Here we define various concepts that are important when working with a private database and describe various scenarios how the user might use this in the particular implementation provided by GAVO and the Virgo consortium.

The MyDB concept

With MyDB we indicate a private database assigned to a registered user, which(s)he can update. This in contrast to the majority of databases which are read-only. This concept was first conceived by the SkyServer team of the SDSS collaboration. Their implementation can be found here. CAS-jobs is more sophisticated than the current GAVO implementation and we are working on implementing a version of this on top of the Millennium databases as well. This will be announced on these web pages.


When a user connects to the database server a single database is selected as the default database. This database we refer to as the context. The context database in a particular session is indicated with the word "context" appended in parens to the database name in the left menu on the main query window. SQL queries do not need to append the name of the context database in front of table names. When a user has a MyDB assigned, this database will automatically be the context database. Note that we allow a user write access to multiple database, in a sense providing multiple MyDBs. This is so that users who wish to collaborate can do so. Only one will be the context database. Currently it is not possible to change which database is assigned to be the context database.

select ... into ...

The main use of MyDB will be to store results of SQL queries on the server. The following example SQL shows how this can be done. One would like to run a a query like
select top 1000 haloid, np, x,y,z 
  from millimil..mpahalo
 where snapnum=63
  order by np desc
and store the results in a table called massiveHalos. There are two ways to do this. The preferred way is to first create the table. The following is an example statement that will do this.
create table massiveHalos
  haloid bigint not null,
  np integer not null,
  x real not null,
  y real not null,
  z real not null
Then run the query as follows
insert into massiveHalos
select top 1000 haloid, np, x,y,z 
  from millimil..mpahalo
 where snapnum=63
  order by np desc
Succesive statements like this can be written to insert more rows in this table. Note that one can even concatenate the two statements and submit them in one execution. The slight disadvantage of this method is that one needs to write the create table statement.
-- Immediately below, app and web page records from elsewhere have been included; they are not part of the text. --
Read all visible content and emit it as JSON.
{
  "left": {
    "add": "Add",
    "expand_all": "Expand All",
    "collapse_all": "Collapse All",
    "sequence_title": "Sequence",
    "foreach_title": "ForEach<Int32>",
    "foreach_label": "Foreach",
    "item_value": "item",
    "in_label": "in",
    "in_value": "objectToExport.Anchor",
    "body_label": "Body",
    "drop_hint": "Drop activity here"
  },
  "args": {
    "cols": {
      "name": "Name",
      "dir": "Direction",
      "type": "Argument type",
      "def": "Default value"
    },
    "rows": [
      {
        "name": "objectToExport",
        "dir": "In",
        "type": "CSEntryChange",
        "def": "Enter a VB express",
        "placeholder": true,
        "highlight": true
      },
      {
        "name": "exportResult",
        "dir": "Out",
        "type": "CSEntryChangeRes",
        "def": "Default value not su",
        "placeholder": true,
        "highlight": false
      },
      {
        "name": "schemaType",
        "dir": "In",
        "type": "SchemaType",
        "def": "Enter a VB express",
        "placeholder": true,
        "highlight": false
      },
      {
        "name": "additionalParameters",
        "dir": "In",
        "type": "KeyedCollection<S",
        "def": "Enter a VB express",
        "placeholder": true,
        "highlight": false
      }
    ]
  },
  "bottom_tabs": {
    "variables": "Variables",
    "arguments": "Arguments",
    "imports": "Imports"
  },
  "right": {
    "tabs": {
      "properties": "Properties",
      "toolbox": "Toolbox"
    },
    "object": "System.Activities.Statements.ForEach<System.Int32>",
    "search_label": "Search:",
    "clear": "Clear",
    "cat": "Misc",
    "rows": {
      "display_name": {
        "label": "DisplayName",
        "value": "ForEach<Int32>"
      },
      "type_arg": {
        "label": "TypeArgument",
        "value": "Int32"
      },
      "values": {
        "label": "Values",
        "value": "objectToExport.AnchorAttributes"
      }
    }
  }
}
Instead one can use a shortcut, which is to use
select top 1000 haloid, np, x,y,z
  into massiveHalos 
  from millimil..mpahalo
 where snapnum=63
  order by np desc
The "into ..." will create the table automatically and fill it with the result. This will fail if a table with that name already exists. A disadvantage of this method fo the service is that the statement does not give any information on the result. For the "insert into ..." statement the database returns the number of rows that was inserted. This does not happen for the "select ... into ...". This is probably mainly bothersome for our logging of database use, but for rthat reason we would prefere users to use the first method. It also performs better, as there is no shared tempdb that is used for temporarily storing the result, which will lock it for other users for the duration of the transaction.


Users can decide to create database views in their MyDB. The following example illustrates a possible reason:
create view mymmhalo as
select * from millimil..mpahalo
Here a user may decide that (s)he would rather not always write the "millimil.." prefix when querying the "mpahalo" table in the "millimil" database. Instead this view can be used in queries where otherwise the full term would be used.


In certain cases a user may decide to add an index to a table that was created in the MyDB. The following is an example of a statement that would do so.
create index ix_mympahalo_haloid on mympahalo(haloId)

Deleting objects

To delete a given table from the user's MyDB use the following statement:
drop table mympahalo
pre> Similar statements work for views and indexes:
drop view mymmhalo
drop index ix_mympahalo_haloid